Anyone being honest about it would have to admit they fully expected Mr. Bernanke to announce that some tapering of the quantitative-easing program would begin this month. The concept of tapering was so forecasted so confidently over the past few months that some market watchers had already seen it through to the end of quantitative easing.
Just prior to the Fed's big no-tapering announcement Wednesday, Jennifer Vail, U.S. Bank Wealth Management's head of fixed income, predicted a $10 billion monthly reduction in bond purchases to kick off a gradual wind-down of quantitative easing.
She even specified June 2014 as the point at which the five-plus-year quantitative-easing program would finally conclude.
Then, boom! Just as everyone expected Mr. Bernanke to start limiting access to the proverbial punchbowl otherwise known as cheap money, he pulls a gotcha and the financial markets go bananas with glee.
All is wonderful, it seems, as stock, bond and gold prices spike while the dollar takes a nose dive in a silent nod to anyone fretting about all that pesky U.S. debt.
So, why all the gloomy comments and frowning symbols at the end of texts and e-mails I received late into the night?
Perhaps Jeff Leventhal, partner and managing director at HighTower Bethesda, summed it up best.
“The issue I see here is that if the data doesn't improve at some point, and we head in another direction, what tools will we have if we go back into another recession?” he said. “There are consequences to leaving rates too low for too long.”
In essence, responsible adults are going to worry about the very real long-term effects of a monetary policy that has pushed the Fed's balance sheet to more than $3.6 trillion and climbing.
When Mr. Bernanke first started talking publicly about specific tapering targets -- even though we know now he was just kidding -- the market had an initial reaction.
Even a slight reduction in purchasing by such a major bond-buyer as the United States government would surely have an impact on yields, and the markets adjusted accordingly.
And so, the bond market, being possibly the most efficient and forward-acting of all financial markets, was considered to be well-positioned for the tapering to begin this month.
That is until Mr. Bernanke reminded us that the economy is not as strong as he had hoped it would be at this point, so he will keep the training wheels on for a bit longer.
How much longer? That's where things start to get foggy again. If one considers the Fed's dual mandate of managing inflation and unemployment, it would be difficult to imagine any major changes this year, especially with the looming debt ceiling debate and more Washington budget battles around the next bend.
Thus, the markets charge forward, riding paradoxically high on the Fed's subtext that even after more than five years of unprecedented support, the economy is not yet strong enough to even attempt standing on its own.

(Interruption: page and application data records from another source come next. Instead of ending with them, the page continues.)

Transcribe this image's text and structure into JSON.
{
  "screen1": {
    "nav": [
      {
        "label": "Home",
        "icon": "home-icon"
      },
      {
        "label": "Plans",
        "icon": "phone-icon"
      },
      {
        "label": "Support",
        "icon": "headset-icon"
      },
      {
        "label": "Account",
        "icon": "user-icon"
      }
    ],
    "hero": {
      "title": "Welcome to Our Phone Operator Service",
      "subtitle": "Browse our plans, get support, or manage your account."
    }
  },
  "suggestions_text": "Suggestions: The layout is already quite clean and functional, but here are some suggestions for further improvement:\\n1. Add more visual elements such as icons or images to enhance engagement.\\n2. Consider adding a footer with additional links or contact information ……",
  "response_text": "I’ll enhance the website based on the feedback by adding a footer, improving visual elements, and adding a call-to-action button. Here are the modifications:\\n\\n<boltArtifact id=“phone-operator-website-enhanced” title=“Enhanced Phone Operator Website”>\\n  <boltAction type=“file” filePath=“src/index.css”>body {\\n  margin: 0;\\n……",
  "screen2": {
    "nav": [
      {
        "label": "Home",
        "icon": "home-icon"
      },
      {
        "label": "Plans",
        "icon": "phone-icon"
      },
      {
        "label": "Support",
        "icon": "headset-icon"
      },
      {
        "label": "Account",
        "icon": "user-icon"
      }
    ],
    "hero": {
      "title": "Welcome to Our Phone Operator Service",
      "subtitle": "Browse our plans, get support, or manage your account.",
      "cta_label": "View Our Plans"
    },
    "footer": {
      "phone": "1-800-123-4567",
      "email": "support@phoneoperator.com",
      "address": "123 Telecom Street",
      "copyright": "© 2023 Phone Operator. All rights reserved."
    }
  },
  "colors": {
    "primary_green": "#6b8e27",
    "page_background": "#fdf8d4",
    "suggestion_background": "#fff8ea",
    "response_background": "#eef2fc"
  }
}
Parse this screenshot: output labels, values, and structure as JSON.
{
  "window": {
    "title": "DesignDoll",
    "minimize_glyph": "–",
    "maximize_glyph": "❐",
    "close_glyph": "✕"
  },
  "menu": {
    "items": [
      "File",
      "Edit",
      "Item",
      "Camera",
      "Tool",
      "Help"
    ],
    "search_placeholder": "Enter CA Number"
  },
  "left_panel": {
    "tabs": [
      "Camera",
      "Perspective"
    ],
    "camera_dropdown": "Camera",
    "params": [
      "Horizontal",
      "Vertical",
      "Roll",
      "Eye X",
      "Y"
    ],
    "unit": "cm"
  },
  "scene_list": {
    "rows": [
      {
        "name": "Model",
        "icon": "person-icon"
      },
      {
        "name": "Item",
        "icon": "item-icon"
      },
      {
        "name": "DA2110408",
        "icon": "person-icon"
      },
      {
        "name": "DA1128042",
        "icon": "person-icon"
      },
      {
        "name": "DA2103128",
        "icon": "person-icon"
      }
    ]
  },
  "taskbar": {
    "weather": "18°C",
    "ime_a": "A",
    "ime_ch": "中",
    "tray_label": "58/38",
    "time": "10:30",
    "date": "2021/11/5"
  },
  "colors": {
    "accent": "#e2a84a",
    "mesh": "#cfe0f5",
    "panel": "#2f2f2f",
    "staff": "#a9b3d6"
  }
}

“We've been doing this quantitative easing for so long that people have forgotten that it is not normal operating procedure,” said Rick Platte, co-manager of the Ave Maria Rising Dividend Fund (AVEDX).
“Tapering might have had a short-term negative impact on markets, but I wonder if it wouldn't have also been a psychological positive by showing that the economy is getting stronger,” he added. “By continuing with the meds, it just keeps reminding everyone how sick the patient is.”